◆ Goal of the exercise ◆
State the number of lines in the following material that contain the string "clothes", and nothing else.

◆ Data for processing ◆

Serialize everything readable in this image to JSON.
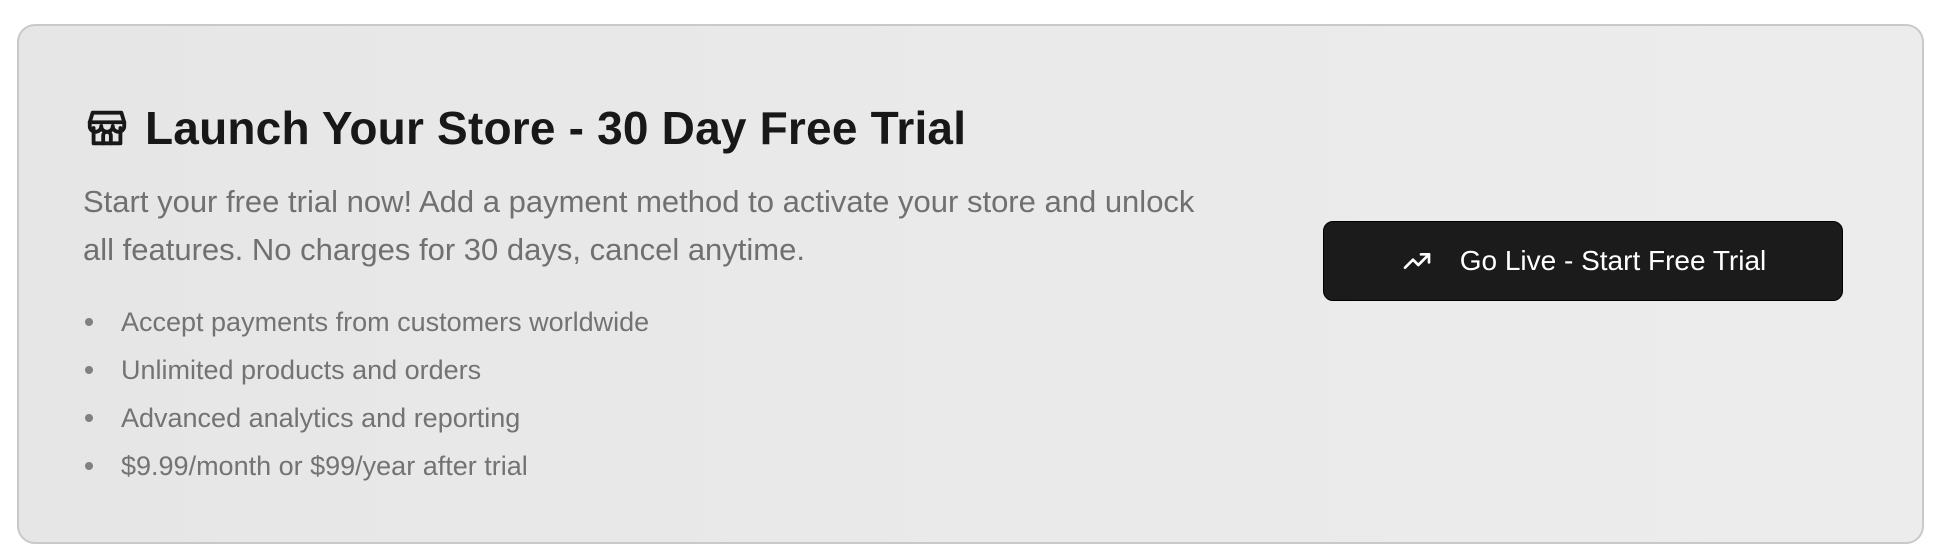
{
  "banner": {
    "icon": "store-icon",
    "title": "Launch Your Store - 30 Day Free Trial",
    "description": "Start your free trial now! Add a payment method to activate your store and unlock all features. No charges for 30 days, cancel anytime.",
    "features": [
      "Accept payments from customers worldwide",
      "Unlimited products and orders",
      "Advanced analytics and reporting",
      "$9.99/month or $99/year after trial"
    ],
    "cta": {
      "icon": "trending-up-icon",
      "label": "Go Live - Start Free Trial"
    }
  },
  "colors": {
    "card_background": "#e8e8e8",
    "title_text": "#181818",
    "muted_text": "#707070",
    "button_background": "#1b1b1b",
    "button_text": "#ffffff"
  }
}
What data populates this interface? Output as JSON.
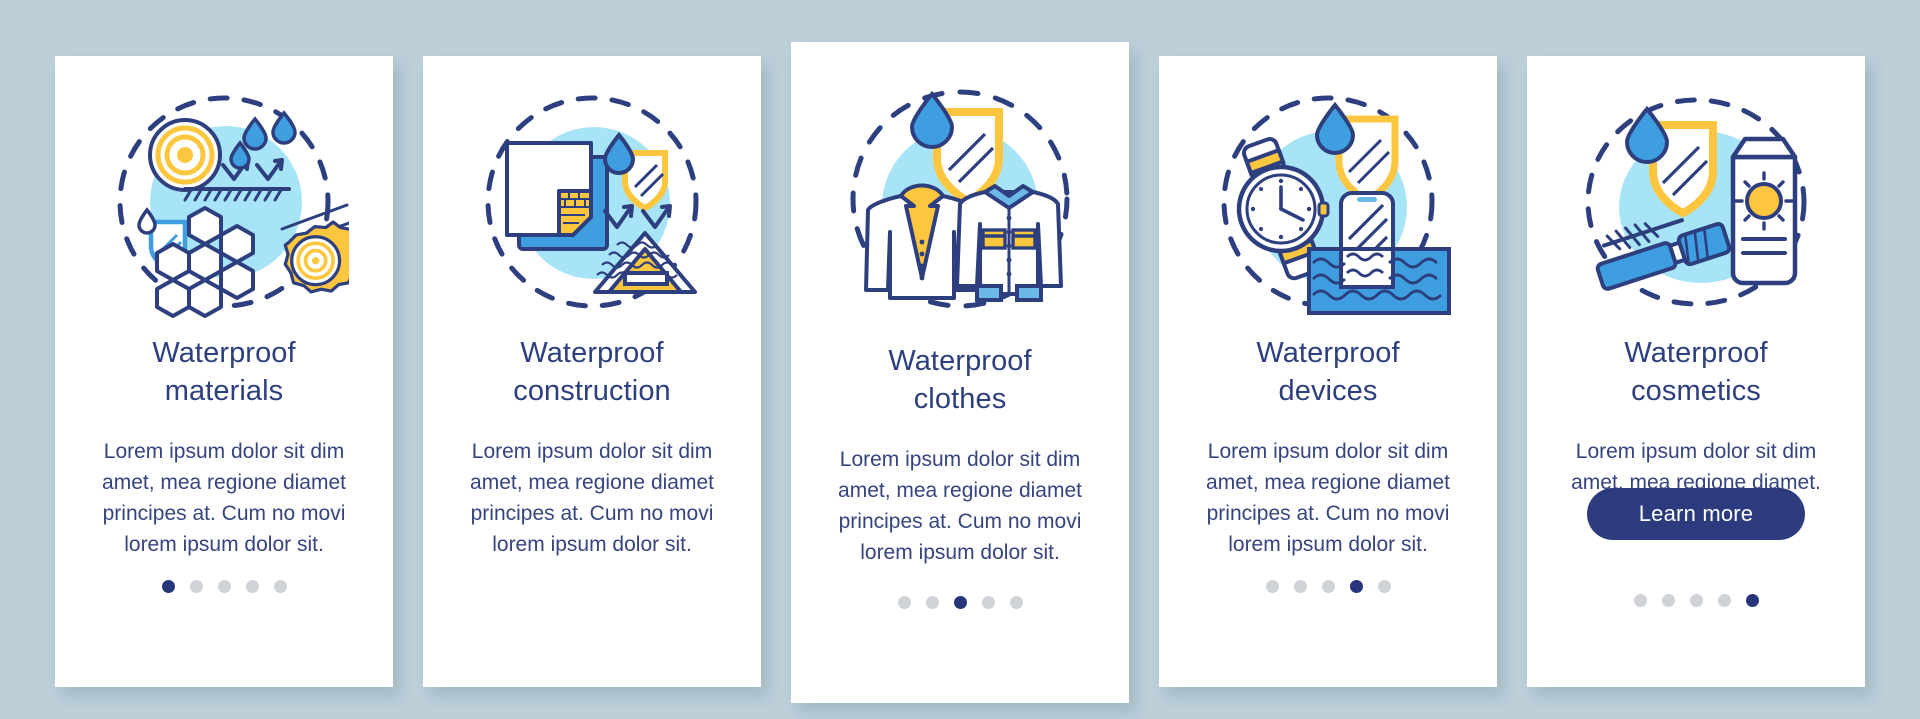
{
  "theme": {
    "background": "#bdd0da",
    "card_background": "#ffffff",
    "title_color": "#2d3f7e",
    "text_color": "#35447f",
    "accent_navy": "#2c3b7e",
    "accent_blue": "#3f9ee0",
    "accent_yellow": "#fcc63f",
    "accent_lightblue": "#a8e4f7",
    "dot_inactive": "#cfd2d6",
    "dot_active": "#27367a"
  },
  "cards": [
    {
      "icon_name": "waterproof-materials-illustration",
      "title": "Waterproof materials",
      "title_line1": "Waterproof",
      "title_line2": "materials",
      "description": "Lorem ipsum dolor sit dim amet, mea regione diamet principes at. Cum no movi lorem ipsum dolor sit.",
      "dots_total": 5,
      "dot_active_index": 0,
      "has_button": false,
      "button_label": ""
    },
    {
      "icon_name": "waterproof-construction-illustration",
      "title": "Waterproof construction",
      "title_line1": "Waterproof",
      "title_line2": "construction",
      "description": "Lorem ipsum dolor sit dim amet, mea regione diamet principes at. Cum no movi lorem ipsum dolor sit.",
      "dots_total": 0,
      "dot_active_index": -1,
      "has_button": false,
      "button_label": ""
    },
    {
      "icon_name": "waterproof-clothes-illustration",
      "title": "Waterproof clothes",
      "title_line1": "Waterproof",
      "title_line2": "clothes",
      "description": "Lorem ipsum dolor sit dim amet, mea regione diamet principes at. Cum no movi lorem ipsum dolor sit.",
      "dots_total": 5,
      "dot_active_index": 2,
      "has_button": false,
      "button_label": ""
    },
    {
      "icon_name": "waterproof-devices-illustration",
      "title": "Waterproof devices",
      "title_line1": "Waterproof",
      "title_line2": "devices",
      "description": "Lorem ipsum dolor sit dim amet, mea regione diamet principes at. Cum no movi lorem ipsum dolor sit.",
      "dots_total": 5,
      "dot_active_index": 3,
      "has_button": false,
      "button_label": ""
    },
    {
      "icon_name": "waterproof-cosmetics-illustration",
      "title": "Waterproof cosmetics",
      "title_line1": "Waterproof",
      "title_line2": "cosmetics",
      "description": "Lorem ipsum dolor sit dim amet, mea regione diamet.",
      "dots_total": 5,
      "dot_active_index": 4,
      "has_button": true,
      "button_label": "Learn more"
    }
  ]
}
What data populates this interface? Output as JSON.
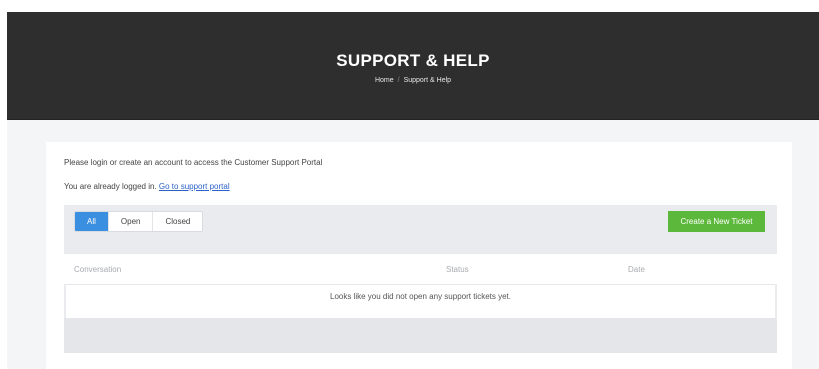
{
  "hero": {
    "title": "SUPPORT & HELP",
    "breadcrumb": {
      "home": "Home",
      "separator": "/",
      "current": "Support & Help"
    }
  },
  "notice": "Please login or create an account to access the Customer Support Portal",
  "logged_in": {
    "text": "You are already logged in.",
    "link": "Go to support portal"
  },
  "tabs": [
    {
      "label": "All",
      "active": true
    },
    {
      "label": "Open",
      "active": false
    },
    {
      "label": "Closed",
      "active": false
    }
  ],
  "create_button": "Create a New Ticket",
  "table": {
    "columns": [
      "Conversation",
      "Status",
      "Date"
    ],
    "empty_message": "Looks like you did not open any support tickets yet."
  },
  "colors": {
    "hero_bg": "#2e2e2e",
    "active_tab": "#3b8fe0",
    "create_button": "#5cb83a",
    "link": "#2a62c9"
  }
}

◆ Written solution ◆
3